Father’s Day comes with some complex feelings for me.
My dad passed suddenly and unexpectedly at the age of 31. I was five years old. Well, it was seventeen days before my fifth birthday actually. Lots of things have passed in these decades since, and I am a happy girl. Still though. I miss him.
I miss belonging and I miss not knowing what it was like to be fatherless, although I don’t even remember that really. I miss a day when I wasn’t reminded what it is like to have a hole where something should be. I especially ache on Father’s Day and on the big days. My wedding and the birth of my own son stand out as some really sore moments, despite their obvious happiness.
But as I grow older and my own age mirrors his last months and I have begun a family of my own, what I think about most is not so much the void I have lived with, but who he was. What he would have taught me had he been given the time. What I would remember beyond the handful of shaded memories I have in my own mind. What he would think of Jude and what they would do together. That stuff tears me to pieces.
Last October, my dad’s sister came to Jude’s birthday party, and as she left, she gave me a disc of scanned photos which someone on that side of the family took the time to organize, copy, and label. It’s seriously one of my most treasured possessions. As I flip through them, I laugh and smile and cry at the same time.
It’s good to be reminded where a human life starts, no matter how young it ends.
It’s good to see tiny reflections of my own son’s face in some of these expressions.
It’s good to remember your own parents were once knobby-knee’d, rough and tumble, mischievous little kids themselves and that school picture day is a timeless torture of starched clothing.
It’s good to remind yourself that they were once young and in love and opening champagne for their recent engagement. And that the seventies had some great hair.
Still, there are some photos I see that hurt a little. There are some that I know come with some crazy stories that I will never get to hear because the only person who could tell me isn’t here to talk.
And in these masses of pictures, I find one of myself fourteen days before my fifth birthday. Looking at my own little fingers as a distraction from the memorial behind me after they returned my own father to dirt. It’s a day and an image that haunts me still.
And some of these photos make me ache simply because these smiles have no idea that so much unexpected heartache lies ahead.

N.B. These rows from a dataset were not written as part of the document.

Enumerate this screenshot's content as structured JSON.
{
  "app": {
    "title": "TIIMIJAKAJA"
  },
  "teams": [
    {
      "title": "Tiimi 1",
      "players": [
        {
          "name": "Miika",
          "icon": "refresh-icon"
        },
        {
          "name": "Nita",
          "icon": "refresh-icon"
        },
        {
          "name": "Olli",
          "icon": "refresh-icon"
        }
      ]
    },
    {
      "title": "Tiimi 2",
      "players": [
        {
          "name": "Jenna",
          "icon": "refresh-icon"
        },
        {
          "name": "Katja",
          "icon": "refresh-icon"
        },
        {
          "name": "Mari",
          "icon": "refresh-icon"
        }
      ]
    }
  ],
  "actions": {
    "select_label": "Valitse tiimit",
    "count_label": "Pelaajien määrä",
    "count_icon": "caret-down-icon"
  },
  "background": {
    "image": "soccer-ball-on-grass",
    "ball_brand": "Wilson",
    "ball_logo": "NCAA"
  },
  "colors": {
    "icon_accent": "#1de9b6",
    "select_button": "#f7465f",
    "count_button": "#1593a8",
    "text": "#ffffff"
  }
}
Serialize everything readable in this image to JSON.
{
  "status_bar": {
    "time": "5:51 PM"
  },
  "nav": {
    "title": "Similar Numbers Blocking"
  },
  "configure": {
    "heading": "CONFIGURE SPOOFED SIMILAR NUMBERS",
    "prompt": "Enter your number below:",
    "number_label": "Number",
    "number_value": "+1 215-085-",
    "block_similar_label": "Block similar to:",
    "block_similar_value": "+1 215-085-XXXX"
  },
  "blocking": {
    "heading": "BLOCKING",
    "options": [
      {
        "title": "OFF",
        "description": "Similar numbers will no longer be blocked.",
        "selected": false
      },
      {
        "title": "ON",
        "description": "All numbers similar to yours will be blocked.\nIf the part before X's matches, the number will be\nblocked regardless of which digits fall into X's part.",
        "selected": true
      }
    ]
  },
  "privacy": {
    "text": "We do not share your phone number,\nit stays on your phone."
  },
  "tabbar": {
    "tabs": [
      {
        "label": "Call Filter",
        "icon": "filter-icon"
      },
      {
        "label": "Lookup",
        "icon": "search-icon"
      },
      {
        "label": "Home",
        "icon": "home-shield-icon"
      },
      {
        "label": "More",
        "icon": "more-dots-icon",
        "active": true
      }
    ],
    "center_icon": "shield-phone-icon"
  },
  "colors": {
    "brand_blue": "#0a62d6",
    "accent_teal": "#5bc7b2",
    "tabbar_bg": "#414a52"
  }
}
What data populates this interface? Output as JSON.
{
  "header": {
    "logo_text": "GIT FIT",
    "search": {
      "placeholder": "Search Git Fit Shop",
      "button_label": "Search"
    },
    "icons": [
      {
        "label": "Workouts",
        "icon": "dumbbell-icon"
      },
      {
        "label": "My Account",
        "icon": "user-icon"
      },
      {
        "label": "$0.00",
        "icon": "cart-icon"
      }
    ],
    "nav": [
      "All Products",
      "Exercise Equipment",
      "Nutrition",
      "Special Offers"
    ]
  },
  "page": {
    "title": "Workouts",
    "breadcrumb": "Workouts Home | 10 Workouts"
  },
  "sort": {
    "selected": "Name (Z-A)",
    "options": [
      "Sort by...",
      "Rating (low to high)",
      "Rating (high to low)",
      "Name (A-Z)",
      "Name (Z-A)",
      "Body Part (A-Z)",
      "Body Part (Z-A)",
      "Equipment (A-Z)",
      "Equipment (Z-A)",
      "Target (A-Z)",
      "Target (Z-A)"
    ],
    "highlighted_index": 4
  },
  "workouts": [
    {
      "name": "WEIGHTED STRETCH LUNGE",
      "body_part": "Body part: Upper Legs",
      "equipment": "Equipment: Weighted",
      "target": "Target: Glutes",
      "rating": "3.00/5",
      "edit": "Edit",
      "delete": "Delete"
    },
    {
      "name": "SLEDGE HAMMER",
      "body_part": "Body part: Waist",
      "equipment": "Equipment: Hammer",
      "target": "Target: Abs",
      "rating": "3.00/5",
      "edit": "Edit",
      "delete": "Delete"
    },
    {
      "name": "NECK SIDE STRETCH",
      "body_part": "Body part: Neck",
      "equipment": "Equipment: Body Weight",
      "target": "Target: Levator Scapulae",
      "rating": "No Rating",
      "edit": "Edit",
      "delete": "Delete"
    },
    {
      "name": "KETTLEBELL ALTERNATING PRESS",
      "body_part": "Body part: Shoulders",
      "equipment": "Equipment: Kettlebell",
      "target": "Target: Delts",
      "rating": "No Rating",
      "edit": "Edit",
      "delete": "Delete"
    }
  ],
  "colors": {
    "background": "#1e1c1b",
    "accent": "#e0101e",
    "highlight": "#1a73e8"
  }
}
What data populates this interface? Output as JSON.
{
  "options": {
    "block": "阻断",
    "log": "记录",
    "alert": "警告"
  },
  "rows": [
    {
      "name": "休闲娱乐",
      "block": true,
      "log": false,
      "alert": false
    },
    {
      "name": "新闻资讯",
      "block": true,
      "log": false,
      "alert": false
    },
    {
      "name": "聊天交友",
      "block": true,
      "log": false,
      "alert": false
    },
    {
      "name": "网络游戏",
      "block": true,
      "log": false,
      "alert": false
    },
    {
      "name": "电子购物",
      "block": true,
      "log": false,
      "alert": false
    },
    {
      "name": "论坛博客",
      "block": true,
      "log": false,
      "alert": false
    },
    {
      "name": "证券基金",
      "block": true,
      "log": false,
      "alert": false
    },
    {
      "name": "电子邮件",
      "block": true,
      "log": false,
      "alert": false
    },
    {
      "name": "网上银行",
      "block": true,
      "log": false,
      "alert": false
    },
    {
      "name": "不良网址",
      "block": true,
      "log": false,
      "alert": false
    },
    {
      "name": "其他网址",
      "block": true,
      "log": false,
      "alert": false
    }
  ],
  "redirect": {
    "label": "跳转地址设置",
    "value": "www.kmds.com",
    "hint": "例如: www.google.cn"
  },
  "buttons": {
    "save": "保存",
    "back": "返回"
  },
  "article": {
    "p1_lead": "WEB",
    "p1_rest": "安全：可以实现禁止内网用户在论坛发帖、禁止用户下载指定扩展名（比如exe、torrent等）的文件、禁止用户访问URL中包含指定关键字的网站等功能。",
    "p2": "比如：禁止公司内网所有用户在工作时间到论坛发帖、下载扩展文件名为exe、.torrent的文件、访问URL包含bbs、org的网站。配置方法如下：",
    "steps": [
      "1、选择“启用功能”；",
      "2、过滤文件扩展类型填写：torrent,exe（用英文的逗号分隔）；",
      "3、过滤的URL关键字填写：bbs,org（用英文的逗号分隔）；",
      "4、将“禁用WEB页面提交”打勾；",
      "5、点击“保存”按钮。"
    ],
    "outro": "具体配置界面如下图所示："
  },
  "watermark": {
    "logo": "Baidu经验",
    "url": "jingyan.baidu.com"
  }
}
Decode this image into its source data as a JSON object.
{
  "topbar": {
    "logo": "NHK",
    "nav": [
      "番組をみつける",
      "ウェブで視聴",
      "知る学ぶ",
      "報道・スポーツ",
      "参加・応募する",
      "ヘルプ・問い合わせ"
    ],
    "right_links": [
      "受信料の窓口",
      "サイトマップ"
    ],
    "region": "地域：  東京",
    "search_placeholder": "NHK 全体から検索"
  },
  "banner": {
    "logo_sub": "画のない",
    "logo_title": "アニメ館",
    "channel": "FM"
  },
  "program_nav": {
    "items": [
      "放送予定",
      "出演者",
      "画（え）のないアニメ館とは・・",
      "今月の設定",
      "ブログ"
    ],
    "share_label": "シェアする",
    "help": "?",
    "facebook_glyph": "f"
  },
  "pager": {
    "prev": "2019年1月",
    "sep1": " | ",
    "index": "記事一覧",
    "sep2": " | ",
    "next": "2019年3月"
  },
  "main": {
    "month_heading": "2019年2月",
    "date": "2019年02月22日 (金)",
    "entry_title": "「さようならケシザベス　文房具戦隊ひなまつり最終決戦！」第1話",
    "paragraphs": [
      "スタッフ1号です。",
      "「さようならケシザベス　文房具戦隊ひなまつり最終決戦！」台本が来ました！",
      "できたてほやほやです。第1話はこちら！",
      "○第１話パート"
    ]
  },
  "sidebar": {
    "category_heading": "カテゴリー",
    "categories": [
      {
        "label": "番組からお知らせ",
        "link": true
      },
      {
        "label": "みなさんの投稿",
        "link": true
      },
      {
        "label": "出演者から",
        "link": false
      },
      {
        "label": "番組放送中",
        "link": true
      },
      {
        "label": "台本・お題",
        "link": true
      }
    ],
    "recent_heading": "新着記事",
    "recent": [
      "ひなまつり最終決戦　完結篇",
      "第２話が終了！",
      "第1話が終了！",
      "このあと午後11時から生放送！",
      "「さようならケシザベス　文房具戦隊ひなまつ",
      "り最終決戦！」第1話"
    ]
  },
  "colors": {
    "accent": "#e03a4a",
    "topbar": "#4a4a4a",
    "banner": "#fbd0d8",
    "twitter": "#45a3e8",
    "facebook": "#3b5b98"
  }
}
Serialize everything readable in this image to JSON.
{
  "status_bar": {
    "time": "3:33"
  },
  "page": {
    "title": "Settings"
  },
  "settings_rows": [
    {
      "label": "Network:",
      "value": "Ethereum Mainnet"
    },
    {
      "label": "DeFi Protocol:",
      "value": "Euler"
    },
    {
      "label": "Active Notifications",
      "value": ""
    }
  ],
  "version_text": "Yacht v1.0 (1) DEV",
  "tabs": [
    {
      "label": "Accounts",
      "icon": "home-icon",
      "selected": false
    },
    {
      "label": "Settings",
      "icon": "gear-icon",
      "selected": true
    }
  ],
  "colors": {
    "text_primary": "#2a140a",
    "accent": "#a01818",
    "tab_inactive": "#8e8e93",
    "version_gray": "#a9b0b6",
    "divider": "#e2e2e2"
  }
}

But I guess it’s better that way, really. Counting down days or dreading some future occurrence does nothing but rob us of present joy. And true presence in this moment – the real kind – is what matters.
And I think that’s what my dad taught me.